Activity: Please write every entry out again, exactly as it reads below.

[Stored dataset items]
————

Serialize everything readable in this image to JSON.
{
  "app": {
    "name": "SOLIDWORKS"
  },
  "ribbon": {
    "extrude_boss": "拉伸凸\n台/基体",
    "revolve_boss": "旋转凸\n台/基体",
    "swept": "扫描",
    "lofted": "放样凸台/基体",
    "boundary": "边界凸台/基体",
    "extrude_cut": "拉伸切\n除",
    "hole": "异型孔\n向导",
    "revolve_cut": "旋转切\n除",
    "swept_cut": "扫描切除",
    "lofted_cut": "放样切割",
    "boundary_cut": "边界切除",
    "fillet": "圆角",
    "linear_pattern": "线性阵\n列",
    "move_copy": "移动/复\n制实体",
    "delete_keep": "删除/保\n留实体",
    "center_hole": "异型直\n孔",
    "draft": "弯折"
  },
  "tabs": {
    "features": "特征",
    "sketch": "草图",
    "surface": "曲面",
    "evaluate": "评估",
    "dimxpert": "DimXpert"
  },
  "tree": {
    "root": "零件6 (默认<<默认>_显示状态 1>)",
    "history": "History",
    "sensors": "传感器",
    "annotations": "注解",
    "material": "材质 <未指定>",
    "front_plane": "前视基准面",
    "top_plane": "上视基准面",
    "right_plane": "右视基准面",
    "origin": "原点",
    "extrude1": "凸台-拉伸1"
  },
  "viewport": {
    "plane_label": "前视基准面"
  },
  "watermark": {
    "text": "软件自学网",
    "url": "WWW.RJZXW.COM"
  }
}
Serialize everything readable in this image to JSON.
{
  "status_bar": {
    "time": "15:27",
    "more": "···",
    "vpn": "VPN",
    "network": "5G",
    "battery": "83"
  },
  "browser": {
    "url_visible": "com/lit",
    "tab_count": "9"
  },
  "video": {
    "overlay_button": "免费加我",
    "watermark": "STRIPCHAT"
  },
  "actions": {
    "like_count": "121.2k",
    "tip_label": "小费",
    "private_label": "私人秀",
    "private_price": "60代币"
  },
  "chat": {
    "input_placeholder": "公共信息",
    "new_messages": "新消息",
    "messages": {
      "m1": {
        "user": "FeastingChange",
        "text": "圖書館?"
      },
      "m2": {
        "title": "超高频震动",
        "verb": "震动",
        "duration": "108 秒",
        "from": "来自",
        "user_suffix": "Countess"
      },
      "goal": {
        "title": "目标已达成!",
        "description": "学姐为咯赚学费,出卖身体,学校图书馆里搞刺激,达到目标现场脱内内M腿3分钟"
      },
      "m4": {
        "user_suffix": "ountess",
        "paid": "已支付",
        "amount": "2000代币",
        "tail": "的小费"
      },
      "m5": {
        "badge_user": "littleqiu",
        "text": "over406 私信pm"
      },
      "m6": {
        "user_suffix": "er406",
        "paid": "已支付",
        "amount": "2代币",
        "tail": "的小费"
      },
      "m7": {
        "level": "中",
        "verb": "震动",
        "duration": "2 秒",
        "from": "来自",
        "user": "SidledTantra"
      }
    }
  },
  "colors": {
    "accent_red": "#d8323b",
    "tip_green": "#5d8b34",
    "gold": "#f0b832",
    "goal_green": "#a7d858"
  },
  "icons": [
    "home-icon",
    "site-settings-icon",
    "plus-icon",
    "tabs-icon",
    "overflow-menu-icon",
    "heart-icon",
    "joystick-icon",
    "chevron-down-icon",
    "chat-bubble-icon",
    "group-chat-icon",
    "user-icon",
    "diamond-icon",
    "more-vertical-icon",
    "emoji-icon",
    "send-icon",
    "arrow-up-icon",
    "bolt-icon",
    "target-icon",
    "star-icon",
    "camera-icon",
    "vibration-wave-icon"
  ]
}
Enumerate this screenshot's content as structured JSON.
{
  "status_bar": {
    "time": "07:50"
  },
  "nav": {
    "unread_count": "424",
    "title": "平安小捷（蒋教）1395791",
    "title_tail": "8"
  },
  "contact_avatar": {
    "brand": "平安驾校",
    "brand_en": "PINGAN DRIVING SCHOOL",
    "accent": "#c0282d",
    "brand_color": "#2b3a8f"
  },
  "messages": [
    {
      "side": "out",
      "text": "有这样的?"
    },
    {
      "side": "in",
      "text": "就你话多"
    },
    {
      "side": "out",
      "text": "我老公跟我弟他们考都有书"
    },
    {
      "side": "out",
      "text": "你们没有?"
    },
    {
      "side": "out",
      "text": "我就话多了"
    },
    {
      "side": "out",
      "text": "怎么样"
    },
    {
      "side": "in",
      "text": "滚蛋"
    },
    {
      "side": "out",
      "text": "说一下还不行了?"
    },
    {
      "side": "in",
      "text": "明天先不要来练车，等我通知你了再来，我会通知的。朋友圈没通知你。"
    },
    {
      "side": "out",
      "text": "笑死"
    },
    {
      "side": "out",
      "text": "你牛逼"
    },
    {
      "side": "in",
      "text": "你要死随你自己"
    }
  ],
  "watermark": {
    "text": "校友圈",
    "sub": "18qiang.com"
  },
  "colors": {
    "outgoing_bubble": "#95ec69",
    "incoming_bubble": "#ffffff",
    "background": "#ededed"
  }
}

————

Exercise answer:
Serialize everything readable in this image to JSON.
{
  "app": {
    "name": "SOLIDWORKS"
  },
  "ribbon": {
    "extrude_boss": "拉伸凸\n台/基体",
    "revolve_boss": "旋转凸\n台/基体",
    "swept": "扫描",
    "lofted": "放样凸台/基体",
    "boundary": "边界凸台/基体",
    "extrude_cut": "拉伸切\n除",
    "hole": "异型孔\n向导",
    "revolve_cut": "旋转切\n除",
    "swept_cut": "扫描切除",
    "lofted_cut": "放样切割",
    "boundary_cut": "边界切除",
    "fillet": "圆角",
    "linear_pattern": "线性阵\n列",
    "move_copy": "移动/复\n制实体",
    "delete_keep": "删除/保\n留实体",
    "center_hole": "异型直\n孔",
    "draft": "弯折"
  },
  "tabs": {
    "features": "特征",
    "sketch": "草图",
    "surface": "曲面",
    "evaluate": "评估",
    "dimxpert": "DimXpert"
  },
  "tree": {
    "root": "零件6 (默认<<默认>_显示状态 1>)",
    "history": "History",
    "sensors": "传感器",
    "annotations": "注解",
    "material": "材质 <未指定>",
    "front_plane": "前视基准面",
    "top_plane": "上视基准面",
    "right_plane": "右视基准面",
    "origin": "原点",
    "extrude1": "凸台-拉伸1"
  },
  "viewport": {
    "plane_label": "前视基准面"
  },
  "watermark": {
    "text": "软件自学网",
    "url": "WWW.RJZXW.COM"
  }
}
Serialize everything readable in this image to JSON.
{
  "status_bar": {
    "time": "15:27",
    "more": "···",
    "vpn": "VPN",
    "network": "5G",
    "battery": "83"
  },
  "browser": {
    "url_visible": "com/lit",
    "tab_count": "9"
  },
  "video": {
    "overlay_button": "免费加我",
    "watermark": "STRIPCHAT"
  },
  "actions": {
    "like_count": "121.2k",
    "tip_label": "小费",
    "private_label": "私人秀",
    "private_price": "60代币"
  },
  "chat": {
    "input_placeholder": "公共信息",
    "new_messages": "新消息",
    "messages": {
      "m1": {
        "user": "FeastingChange",
        "text": "圖書館?"
      },
      "m2": {
        "title": "超高频震动",
        "verb": "震动",
        "duration": "108 秒",
        "from": "来自",
        "user_suffix": "Countess"
      },
      "goal": {
        "title": "目标已达成!",
        "description": "学姐为咯赚学费,出卖身体,学校图书馆里搞刺激,达到目标现场脱内内M腿3分钟"
      },
      "m4": {
        "user_suffix": "ountess",
        "paid": "已支付",
        "amount": "2000代币",
        "tail": "的小费"
      },
      "m5": {
        "badge_user": "littleqiu",
        "text": "over406 私信pm"
      },
      "m6": {
        "user_suffix": "er406",
        "paid": "已支付",
        "amount": "2代币",
        "tail": "的小费"
      },
      "m7": {
        "level": "中",
        "verb": "震动",
        "duration": "2 秒",
        "from": "来自",
        "user": "SidledTantra"
      }
    }
  },
  "colors": {
    "accent_red": "#d8323b",
    "tip_green": "#5d8b34",
    "gold": "#f0b832",
    "goal_green": "#a7d858"
  },
  "icons": [
    "home-icon",
    "site-settings-icon",
    "plus-icon",
    "tabs-icon",
    "overflow-menu-icon",
    "heart-icon",
    "joystick-icon",
    "chevron-down-icon",
    "chat-bubble-icon",
    "group-chat-icon",
    "user-icon",
    "diamond-icon",
    "more-vertical-icon",
    "emoji-icon",
    "send-icon",
    "arrow-up-icon",
    "bolt-icon",
    "target-icon",
    "star-icon",
    "camera-icon",
    "vibration-wave-icon"
  ]
}
Enumerate this screenshot's content as structured JSON.
{
  "status_bar": {
    "time": "07:50"
  },
  "nav": {
    "unread_count": "424",
    "title": "平安小捷（蒋教）1395791",
    "title_tail": "8"
  },
  "contact_avatar": {
    "brand": "平安驾校",
    "brand_en": "PINGAN DRIVING SCHOOL",
    "accent": "#c0282d",
    "brand_color": "#2b3a8f"
  },
  "messages": [
    {
      "side": "out",
      "text": "有这样的?"
    },
    {
      "side": "in",
      "text": "就你话多"
    },
    {
      "side": "out",
      "text": "我老公跟我弟他们考都有书"
    },
    {
      "side": "out",
      "text": "你们没有?"
    },
    {
      "side": "out",
      "text": "我就话多了"
    },
    {
      "side": "out",
      "text": "怎么样"
    },
    {
      "side": "in",
      "text": "滚蛋"
    },
    {
      "side": "out",
      "text": "说一下还不行了?"
    },
    {
      "side": "in",
      "text": "明天先不要来练车，等我通知你了再来，我会通知的。朋友圈没通知你。"
    },
    {
      "side": "out",
      "text": "笑死"
    },
    {
      "side": "out",
      "text": "你牛逼"
    },
    {
      "side": "in",
      "text": "你要死随你自己"
    }
  ],
  "watermark": {
    "text": "校友圈",
    "sub": "18qiang.com"
  },
  "colors": {
    "outgoing_bubble": "#95ec69",
    "incoming_bubble": "#ffffff",
    "background": "#ededed"
  }
}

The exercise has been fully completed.